I’m a member of that elite and I live in the leafy Brisbane electorate of Indooroopilly. The junk mail from the Wilderness Society on the issue of tree clearing in the lead up to the last state election was relentless. A clear impression was given that the last bit of scrub (expressed in football fields) was about to be bulldozed in western Queensland. Yet the hard data indicates that even during the height of clearing, during the 1990s, there was a net increase in forest cover of 5 million hectares in western Queensland. In fact, there is more tree cover in Queensland today than when Europeans arrived 200 years ago.
In short, Australia’s elite are repeatedly being fed “cods-wallop” and academics like Jared Diamond who are paid to determine the truth, keep repeating the propaganda. As a result decisions are made which are not in the interests of the environment or Australia as whole and huge amounts of taxpayer’s money is wasted.
At the Brisbane lecture, Diamond said that in writing Collapse he began to realise the extent to which the elite can often insulate themselves from the consequences of their actions and how this can lead to the collapse of complex societies. Australia's elite tend to be well insulated from the consequences of the environmental campaigns they generally support.
Over the past few years The World Wildlife Fund (WWF) has successfully orchestrated a campaign to close down the line fishery of the Great Barrier Reef where the yield is arguably well below sustainable levels at 17 kg/km². At other Pacific reefs the annual harvest averages about 7,700 kg/km².
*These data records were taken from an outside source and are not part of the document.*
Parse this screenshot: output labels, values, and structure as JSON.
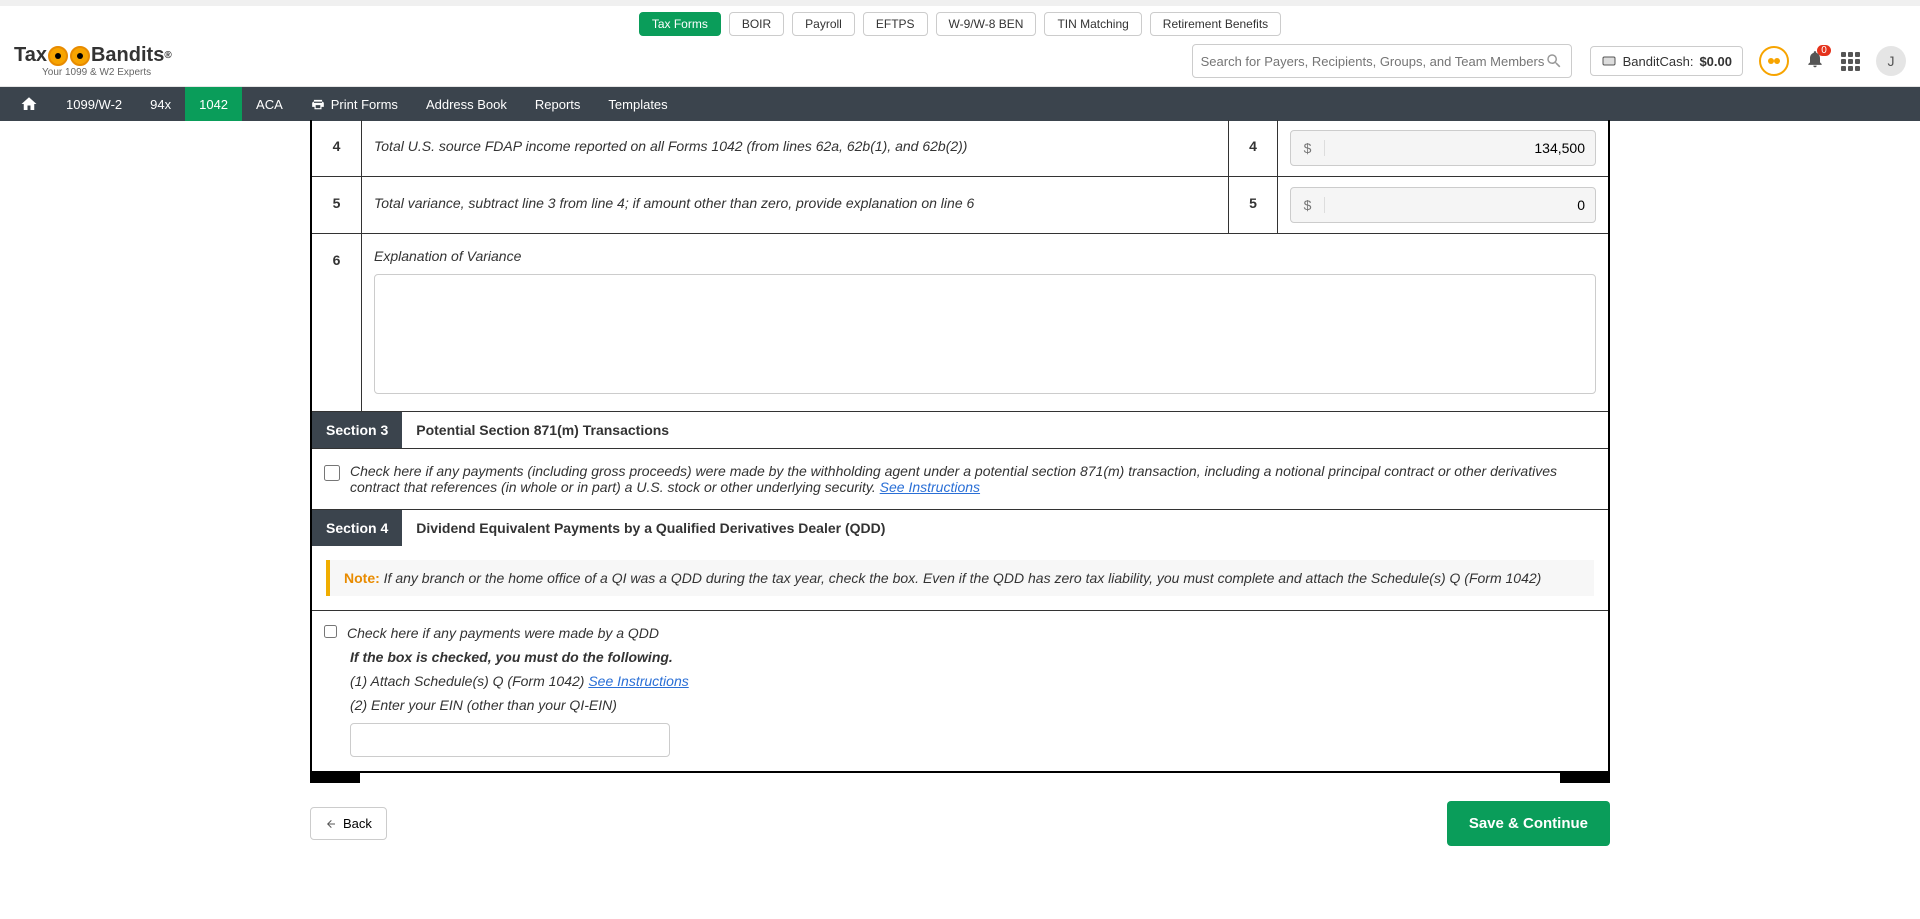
{
  "top_tabs": {
    "items": [
      "Tax Forms",
      "BOIR",
      "Payroll",
      "EFTPS",
      "W-9/W-8 BEN",
      "TIN Matching",
      "Retirement Benefits"
    ],
    "active_index": 0
  },
  "logo": {
    "prefix": "Tax",
    "suffix": "Bandits",
    "reg": "®",
    "tagline": "Your 1099 & W2 Experts"
  },
  "search": {
    "placeholder": "Search for Payers, Recipients, Groups, and Team Members"
  },
  "bandit_cash": {
    "label": "BanditCash:",
    "amount": "$0.00"
  },
  "notifications": {
    "count": "0"
  },
  "avatar": {
    "initial": "J"
  },
  "nav": {
    "items": [
      "1099/W-2",
      "94x",
      "1042",
      "ACA",
      "Print Forms",
      "Address Book",
      "Reports",
      "Templates"
    ],
    "active_index": 2
  },
  "form": {
    "row4": {
      "num": "4",
      "desc": "Total U.S. source FDAP income reported on all Forms 1042 (from lines 62a, 62b(1), and 62b(2))",
      "num2": "4",
      "value": "134,500"
    },
    "row5": {
      "num": "5",
      "desc": "Total variance, subtract line 3 from line 4; if amount other than zero, provide explanation on line 6",
      "num2": "5",
      "value": "0"
    },
    "row6": {
      "num": "6",
      "desc": "Explanation of Variance",
      "value": ""
    },
    "section3": {
      "tag": "Section 3",
      "title": "Potential Section 871(m) Transactions",
      "checkbox_text": "Check here if any payments (including gross proceeds) were made by the withholding agent under a potential section 871(m) transaction, including a notional principal contract or other derivatives contract that references (in whole or in part) a U.S. stock or other underlying security.",
      "link": "See Instructions"
    },
    "section4": {
      "tag": "Section 4",
      "title": "Dividend Equivalent Payments by a Qualified Derivatives Dealer (QDD)",
      "note_label": "Note:",
      "note_text": "If any branch or the home office of a QI was a QDD during the tax year, check the box. Even if the QDD has zero tax liability, you must complete and attach the Schedule(s) Q (Form 1042)",
      "checkbox_text": "Check here if any payments were made by a QDD",
      "if_checked": "If the box is checked, you must do the following.",
      "attach_line": "(1) Attach Schedule(s) Q (Form 1042)",
      "attach_link": "See Instructions",
      "ein_line": "(2) Enter your EIN (other than your QI-EIN)",
      "ein_value": ""
    }
  },
  "footer": {
    "back": "Back",
    "save": "Save & Continue"
  }
}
As a consequence of the campaigning, the Queensland Government now has a structural adjustment bill likely to exceed $300 million to pay damages to fishermen who can no longer fish.
Our elite aren’t, however, going to stop eating coral trout. They will just buy fish sourced from overseas. In Australia, fishermen are only permitted to use hook and line techniques to catch coral trout, in contrast to our north where many fishermen still use cyanide, dynamite and gill nets. So we have found a new exportable product - environmental degradation. We unnecessarily restrict fishing activities on the basis of manufactured environmental need and then buy the same products from overseas interests who are in fact vandalising their environment.
Australia’s elite really have forgotten where their milk, bread and trout come from, and they have no idea that their own fishers, foresters and farmers are among the most efficient and environmentally-friendly in the world. Sure there are remaining problems including overgrazing in our rangelands, but these issues are best approached with our minds open to the evidence and all the options.
Jared Diamond says it is an issue that our elite are locking themselves away in gated communities: that the wealthy and powerful are increasingly physically separated from the rest of society. He’s right, it is a problem because isolated and insulated our elite too easily fall victim to fads. Diamond helps construct and reinforce a divide which is not just physical, but mental.
In repeating misinformation about the state of the environment in rural and regional Australia, Diamond helps build a ghetto in the mind. As a consequence Australians are diverted from finding real solutions to those environmental problems that remain.
Jennifer Marohasy reviews in more detail Jared Diamond's chapter on Australia in Australia's Environment Undergoing Renewal, Not Collapse here.